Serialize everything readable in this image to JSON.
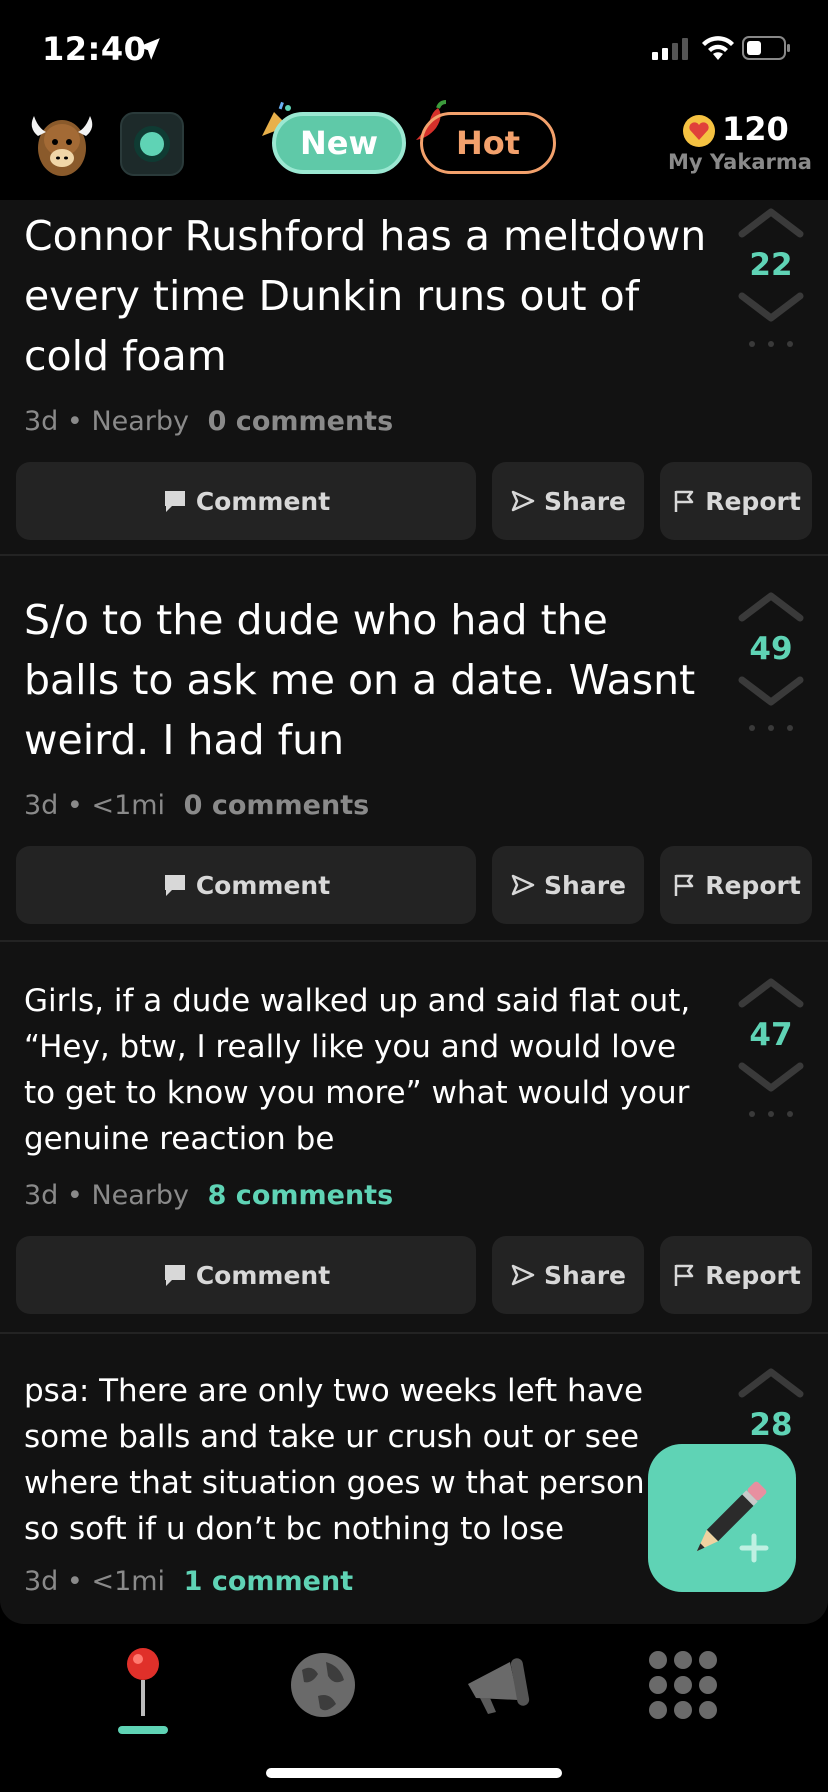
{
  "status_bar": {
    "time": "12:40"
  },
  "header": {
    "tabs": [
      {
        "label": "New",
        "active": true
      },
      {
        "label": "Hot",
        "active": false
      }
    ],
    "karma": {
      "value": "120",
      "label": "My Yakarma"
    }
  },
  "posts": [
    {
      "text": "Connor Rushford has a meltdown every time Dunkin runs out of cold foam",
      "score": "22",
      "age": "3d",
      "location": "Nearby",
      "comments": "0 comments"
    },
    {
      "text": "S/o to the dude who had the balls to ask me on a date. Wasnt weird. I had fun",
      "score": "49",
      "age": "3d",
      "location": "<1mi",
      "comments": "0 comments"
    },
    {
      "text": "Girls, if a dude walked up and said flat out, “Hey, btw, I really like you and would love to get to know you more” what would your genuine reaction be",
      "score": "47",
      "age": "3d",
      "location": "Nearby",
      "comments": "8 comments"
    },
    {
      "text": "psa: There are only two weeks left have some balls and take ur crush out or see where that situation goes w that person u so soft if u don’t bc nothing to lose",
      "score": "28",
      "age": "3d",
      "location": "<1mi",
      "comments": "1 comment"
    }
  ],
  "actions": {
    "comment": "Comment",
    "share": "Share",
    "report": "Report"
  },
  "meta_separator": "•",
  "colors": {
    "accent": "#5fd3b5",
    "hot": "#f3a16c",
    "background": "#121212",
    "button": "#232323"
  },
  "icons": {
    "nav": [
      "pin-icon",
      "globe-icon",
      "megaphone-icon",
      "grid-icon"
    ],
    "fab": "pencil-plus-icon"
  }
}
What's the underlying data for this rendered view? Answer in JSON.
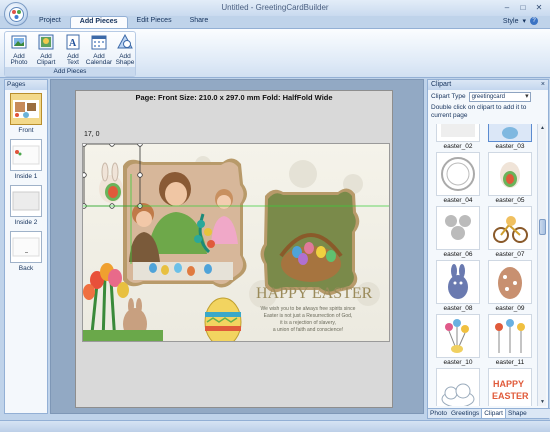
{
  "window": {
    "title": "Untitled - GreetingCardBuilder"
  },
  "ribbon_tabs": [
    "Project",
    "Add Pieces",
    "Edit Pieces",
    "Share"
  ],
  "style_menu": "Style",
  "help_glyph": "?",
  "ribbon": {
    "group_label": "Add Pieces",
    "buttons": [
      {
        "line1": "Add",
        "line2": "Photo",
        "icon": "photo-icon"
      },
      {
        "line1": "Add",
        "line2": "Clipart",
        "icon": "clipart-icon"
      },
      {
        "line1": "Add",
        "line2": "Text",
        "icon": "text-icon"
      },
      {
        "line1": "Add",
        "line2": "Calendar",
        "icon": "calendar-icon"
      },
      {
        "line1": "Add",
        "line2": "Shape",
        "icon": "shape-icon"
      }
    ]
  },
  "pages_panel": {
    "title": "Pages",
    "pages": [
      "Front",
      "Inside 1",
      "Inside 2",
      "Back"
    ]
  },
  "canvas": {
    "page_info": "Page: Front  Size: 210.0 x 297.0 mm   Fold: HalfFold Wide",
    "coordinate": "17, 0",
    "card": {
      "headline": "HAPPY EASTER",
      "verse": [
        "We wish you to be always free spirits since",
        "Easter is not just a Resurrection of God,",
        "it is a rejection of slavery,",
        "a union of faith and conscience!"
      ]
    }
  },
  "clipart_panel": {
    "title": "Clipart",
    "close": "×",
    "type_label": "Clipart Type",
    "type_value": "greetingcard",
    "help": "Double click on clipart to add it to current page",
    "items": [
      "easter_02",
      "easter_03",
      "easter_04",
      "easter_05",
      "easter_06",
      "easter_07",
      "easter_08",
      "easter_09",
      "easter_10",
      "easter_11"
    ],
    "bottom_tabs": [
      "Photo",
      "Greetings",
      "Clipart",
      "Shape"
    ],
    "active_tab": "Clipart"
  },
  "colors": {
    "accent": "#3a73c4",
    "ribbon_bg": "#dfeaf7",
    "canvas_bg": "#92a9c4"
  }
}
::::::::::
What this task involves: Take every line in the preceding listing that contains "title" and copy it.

Answer area:
    "title": "Untitled - GreetingCardBuilder"
    "title": "Pages",
    "title": "Clipart",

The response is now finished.